Exercise materials

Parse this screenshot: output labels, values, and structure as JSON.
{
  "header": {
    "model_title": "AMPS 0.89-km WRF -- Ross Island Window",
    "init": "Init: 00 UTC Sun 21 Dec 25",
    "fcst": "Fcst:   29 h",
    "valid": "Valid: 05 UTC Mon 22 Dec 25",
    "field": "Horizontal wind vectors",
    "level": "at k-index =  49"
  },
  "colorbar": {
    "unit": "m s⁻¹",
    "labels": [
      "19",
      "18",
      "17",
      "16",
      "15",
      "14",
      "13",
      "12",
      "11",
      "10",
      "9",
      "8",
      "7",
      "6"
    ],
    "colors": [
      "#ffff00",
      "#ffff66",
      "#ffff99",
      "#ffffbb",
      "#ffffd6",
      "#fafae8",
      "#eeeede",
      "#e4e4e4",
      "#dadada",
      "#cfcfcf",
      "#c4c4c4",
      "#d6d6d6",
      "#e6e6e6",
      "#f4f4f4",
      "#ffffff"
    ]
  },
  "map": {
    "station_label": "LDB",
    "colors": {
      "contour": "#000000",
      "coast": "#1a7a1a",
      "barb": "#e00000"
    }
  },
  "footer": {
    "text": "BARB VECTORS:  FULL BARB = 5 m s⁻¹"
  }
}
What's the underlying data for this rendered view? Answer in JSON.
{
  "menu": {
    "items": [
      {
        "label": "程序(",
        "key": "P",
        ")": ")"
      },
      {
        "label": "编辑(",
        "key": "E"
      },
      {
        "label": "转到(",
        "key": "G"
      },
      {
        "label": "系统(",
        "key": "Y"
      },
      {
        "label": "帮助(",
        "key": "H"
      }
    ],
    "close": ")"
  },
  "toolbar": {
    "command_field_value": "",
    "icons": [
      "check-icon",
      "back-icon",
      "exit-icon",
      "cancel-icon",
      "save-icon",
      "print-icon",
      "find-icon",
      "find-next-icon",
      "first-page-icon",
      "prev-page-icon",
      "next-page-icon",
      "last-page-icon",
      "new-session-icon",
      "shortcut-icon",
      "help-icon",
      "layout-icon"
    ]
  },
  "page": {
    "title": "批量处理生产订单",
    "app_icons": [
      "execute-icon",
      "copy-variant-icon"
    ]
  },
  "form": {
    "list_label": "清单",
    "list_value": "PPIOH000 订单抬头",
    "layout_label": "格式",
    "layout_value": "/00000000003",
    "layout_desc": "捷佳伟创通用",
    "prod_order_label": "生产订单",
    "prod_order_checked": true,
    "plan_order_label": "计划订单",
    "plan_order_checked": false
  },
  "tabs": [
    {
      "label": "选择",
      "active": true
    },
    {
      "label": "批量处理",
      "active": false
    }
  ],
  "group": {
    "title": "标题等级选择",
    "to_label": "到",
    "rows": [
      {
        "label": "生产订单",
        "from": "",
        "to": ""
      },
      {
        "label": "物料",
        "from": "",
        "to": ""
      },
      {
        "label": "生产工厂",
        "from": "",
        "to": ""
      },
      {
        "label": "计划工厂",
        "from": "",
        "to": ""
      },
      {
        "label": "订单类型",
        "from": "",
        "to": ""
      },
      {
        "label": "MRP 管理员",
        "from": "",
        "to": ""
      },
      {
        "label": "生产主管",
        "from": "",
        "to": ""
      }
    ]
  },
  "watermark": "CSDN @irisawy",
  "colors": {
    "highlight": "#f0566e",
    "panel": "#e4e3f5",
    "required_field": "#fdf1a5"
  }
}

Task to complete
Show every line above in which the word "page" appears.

Output of the exercise
      "first-page-icon",
      "prev-page-icon",
      "next-page-icon",
      "last-page-icon",
  "page": {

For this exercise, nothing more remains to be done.